▼

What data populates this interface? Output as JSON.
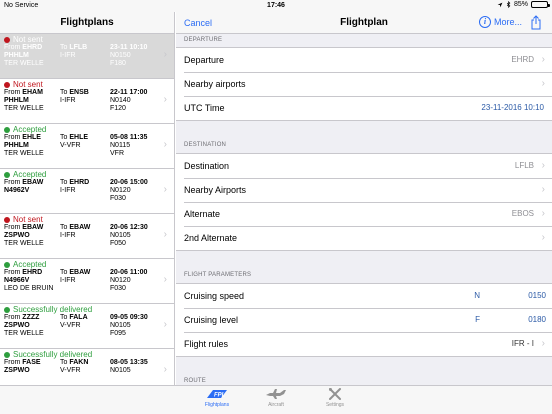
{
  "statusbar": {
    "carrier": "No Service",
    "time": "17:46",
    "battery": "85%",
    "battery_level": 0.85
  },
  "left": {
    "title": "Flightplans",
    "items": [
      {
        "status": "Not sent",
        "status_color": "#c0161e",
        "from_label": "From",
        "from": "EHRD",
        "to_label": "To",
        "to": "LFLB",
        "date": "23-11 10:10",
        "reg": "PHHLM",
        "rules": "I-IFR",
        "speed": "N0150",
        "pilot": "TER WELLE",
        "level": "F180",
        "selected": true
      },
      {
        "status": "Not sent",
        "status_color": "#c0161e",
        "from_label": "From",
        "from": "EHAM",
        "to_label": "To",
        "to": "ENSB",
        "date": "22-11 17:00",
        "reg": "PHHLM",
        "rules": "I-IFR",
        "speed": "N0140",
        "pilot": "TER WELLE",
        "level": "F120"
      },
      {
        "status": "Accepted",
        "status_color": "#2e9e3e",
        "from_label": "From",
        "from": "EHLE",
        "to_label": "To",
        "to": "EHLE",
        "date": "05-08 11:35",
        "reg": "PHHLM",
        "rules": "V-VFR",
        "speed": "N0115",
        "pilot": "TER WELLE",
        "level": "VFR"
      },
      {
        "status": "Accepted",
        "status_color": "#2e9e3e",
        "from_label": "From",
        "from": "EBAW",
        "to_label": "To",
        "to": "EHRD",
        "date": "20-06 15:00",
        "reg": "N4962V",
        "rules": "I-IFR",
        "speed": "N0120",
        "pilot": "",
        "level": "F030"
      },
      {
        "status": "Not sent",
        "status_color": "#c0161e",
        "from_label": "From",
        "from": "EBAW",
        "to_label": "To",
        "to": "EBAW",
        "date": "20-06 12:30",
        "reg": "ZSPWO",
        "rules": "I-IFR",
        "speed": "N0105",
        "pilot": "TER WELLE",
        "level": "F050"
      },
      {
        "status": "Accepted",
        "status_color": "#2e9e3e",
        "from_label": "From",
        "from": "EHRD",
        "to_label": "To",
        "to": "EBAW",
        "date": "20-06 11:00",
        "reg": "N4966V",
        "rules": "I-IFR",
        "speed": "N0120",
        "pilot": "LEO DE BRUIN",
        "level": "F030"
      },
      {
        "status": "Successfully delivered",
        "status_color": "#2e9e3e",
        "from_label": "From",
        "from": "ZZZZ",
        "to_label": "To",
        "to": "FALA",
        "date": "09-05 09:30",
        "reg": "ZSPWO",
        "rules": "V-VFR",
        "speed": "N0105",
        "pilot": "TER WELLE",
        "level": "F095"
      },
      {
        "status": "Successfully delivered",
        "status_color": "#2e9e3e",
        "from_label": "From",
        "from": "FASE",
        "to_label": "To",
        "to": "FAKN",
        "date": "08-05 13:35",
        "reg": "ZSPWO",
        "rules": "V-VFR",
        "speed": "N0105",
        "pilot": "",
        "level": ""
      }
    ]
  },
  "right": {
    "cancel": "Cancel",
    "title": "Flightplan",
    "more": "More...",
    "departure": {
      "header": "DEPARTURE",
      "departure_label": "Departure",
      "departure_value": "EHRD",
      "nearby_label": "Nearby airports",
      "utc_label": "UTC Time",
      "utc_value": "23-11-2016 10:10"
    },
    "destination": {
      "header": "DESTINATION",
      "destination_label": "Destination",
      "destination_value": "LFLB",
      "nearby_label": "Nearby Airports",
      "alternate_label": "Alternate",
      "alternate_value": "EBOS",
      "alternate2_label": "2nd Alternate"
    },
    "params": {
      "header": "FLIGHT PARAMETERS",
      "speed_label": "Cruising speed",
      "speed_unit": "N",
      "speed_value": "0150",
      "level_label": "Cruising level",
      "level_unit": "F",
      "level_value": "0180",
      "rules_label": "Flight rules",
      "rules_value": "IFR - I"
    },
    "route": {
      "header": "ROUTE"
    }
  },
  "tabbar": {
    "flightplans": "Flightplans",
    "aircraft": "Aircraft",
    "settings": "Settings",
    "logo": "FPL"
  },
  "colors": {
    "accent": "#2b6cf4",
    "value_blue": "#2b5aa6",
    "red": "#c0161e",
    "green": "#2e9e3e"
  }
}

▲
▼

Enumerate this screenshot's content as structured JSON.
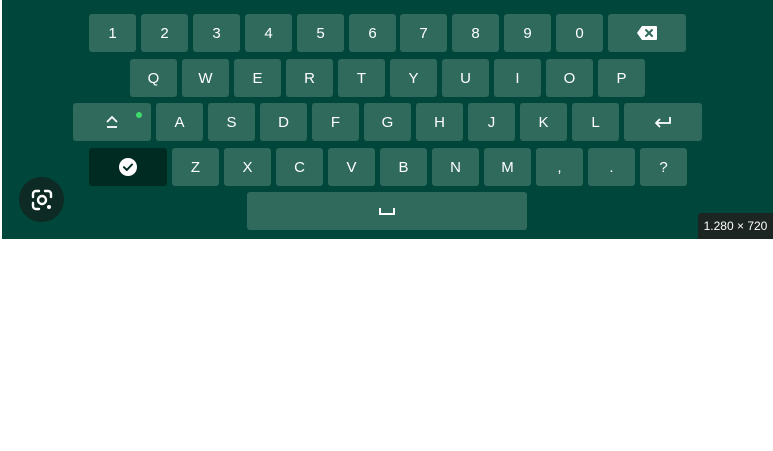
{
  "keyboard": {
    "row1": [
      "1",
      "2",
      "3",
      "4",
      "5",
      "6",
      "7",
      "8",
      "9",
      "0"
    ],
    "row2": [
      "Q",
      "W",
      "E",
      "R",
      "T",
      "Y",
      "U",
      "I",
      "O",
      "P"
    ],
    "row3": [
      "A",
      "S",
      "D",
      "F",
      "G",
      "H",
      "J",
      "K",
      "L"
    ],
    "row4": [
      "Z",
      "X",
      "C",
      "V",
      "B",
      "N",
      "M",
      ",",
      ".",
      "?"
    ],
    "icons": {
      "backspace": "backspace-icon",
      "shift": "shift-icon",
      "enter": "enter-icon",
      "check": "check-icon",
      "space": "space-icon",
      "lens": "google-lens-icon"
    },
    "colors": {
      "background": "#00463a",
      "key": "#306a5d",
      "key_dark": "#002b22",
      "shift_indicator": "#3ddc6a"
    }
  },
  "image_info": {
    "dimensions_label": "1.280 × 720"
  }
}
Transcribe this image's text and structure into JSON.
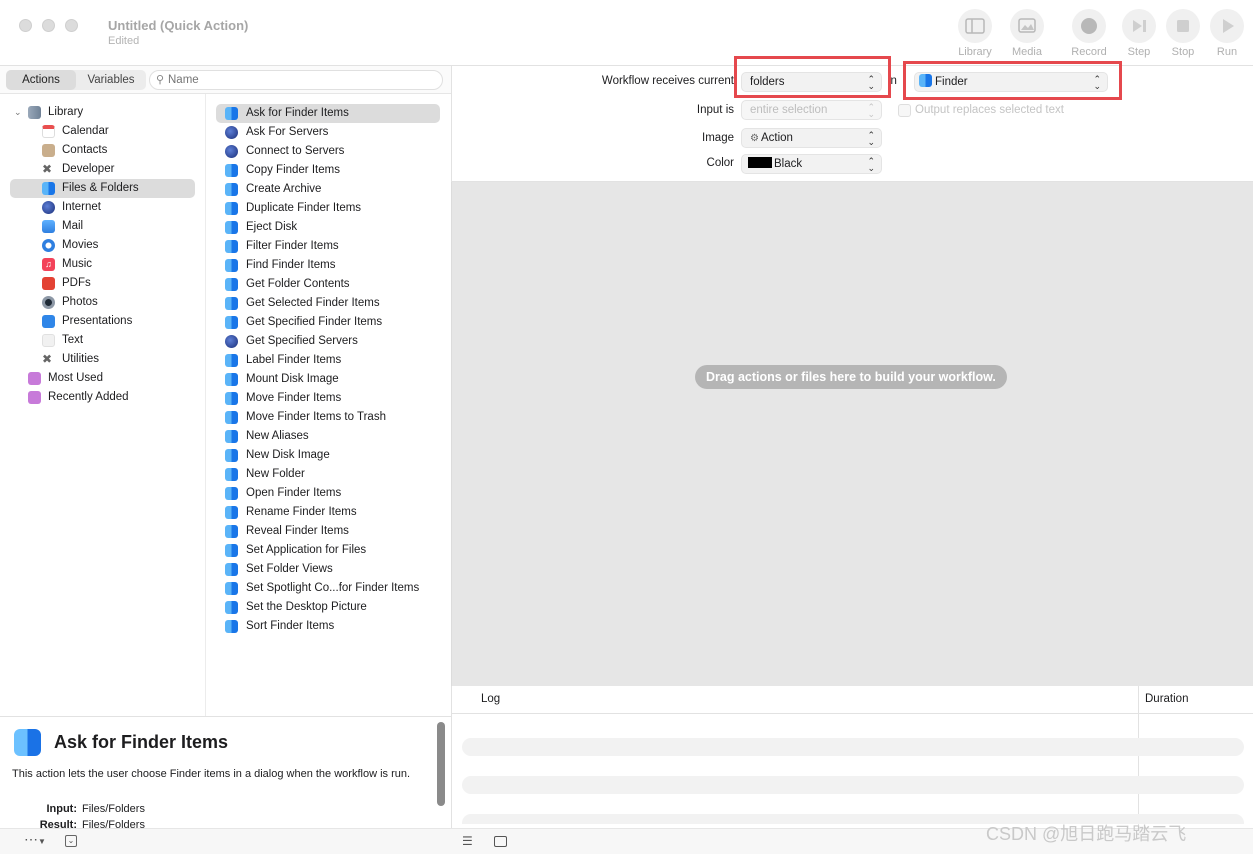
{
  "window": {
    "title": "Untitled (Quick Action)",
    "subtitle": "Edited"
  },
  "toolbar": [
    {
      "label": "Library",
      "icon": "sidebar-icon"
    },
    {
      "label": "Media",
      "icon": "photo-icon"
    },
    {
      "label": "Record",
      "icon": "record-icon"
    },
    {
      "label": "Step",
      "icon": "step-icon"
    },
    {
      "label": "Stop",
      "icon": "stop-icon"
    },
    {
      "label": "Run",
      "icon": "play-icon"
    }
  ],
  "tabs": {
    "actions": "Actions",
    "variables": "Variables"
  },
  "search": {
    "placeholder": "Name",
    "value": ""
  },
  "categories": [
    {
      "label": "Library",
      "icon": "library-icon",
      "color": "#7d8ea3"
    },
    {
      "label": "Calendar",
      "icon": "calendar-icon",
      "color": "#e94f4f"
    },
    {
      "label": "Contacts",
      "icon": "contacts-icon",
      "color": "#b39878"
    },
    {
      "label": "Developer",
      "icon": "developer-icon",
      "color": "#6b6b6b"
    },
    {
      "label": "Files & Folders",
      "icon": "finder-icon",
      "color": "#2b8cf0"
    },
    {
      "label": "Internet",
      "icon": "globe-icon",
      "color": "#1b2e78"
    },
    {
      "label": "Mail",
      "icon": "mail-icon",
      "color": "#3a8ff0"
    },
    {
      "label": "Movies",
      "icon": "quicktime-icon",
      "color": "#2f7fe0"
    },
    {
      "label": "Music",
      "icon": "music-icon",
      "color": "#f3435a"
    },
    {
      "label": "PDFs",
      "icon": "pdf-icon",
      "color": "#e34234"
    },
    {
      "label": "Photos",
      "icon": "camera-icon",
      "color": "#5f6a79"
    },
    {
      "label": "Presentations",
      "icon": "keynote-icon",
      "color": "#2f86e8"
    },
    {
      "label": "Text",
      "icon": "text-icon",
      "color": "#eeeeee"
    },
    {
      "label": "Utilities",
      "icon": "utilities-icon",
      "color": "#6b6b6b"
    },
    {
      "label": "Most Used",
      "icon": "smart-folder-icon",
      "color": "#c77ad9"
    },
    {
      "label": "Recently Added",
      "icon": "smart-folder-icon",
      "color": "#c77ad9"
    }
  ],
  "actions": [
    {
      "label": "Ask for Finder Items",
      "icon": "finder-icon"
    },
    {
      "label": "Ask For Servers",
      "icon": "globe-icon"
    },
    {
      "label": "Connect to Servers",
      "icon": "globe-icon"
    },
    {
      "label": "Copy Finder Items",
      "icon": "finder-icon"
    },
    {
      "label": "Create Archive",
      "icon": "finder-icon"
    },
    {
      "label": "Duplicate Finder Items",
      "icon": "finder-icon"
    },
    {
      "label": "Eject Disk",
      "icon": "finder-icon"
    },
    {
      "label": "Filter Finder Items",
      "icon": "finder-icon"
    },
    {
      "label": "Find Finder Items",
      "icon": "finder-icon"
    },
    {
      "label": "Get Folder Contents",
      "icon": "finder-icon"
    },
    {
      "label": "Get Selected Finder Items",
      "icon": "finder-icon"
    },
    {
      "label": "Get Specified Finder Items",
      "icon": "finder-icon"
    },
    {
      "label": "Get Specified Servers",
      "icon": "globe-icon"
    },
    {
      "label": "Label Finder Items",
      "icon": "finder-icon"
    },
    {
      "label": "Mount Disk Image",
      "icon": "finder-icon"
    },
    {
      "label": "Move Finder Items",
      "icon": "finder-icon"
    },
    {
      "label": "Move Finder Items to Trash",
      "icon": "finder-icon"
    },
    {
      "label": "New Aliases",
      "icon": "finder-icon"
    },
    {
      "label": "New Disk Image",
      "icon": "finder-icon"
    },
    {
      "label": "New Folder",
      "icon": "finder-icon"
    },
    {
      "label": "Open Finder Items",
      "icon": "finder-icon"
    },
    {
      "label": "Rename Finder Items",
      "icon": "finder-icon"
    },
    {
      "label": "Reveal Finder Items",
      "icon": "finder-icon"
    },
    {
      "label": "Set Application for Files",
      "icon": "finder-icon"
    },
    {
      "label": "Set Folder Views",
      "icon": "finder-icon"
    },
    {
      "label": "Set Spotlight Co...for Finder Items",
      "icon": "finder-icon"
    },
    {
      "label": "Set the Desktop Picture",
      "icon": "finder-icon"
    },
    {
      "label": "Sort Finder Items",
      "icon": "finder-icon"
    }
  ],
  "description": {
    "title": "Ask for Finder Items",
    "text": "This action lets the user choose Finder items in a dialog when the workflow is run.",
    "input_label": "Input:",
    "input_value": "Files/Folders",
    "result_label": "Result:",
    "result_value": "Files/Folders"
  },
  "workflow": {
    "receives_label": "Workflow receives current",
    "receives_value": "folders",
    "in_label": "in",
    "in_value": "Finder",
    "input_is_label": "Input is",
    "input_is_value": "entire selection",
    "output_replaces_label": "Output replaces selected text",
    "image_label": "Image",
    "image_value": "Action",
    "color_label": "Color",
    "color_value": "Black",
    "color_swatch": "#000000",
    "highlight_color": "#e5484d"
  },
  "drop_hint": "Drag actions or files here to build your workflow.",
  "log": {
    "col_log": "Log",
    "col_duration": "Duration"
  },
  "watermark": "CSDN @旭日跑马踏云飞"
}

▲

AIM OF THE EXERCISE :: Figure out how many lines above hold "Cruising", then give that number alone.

RESPONSE TO THIS TASK :: 2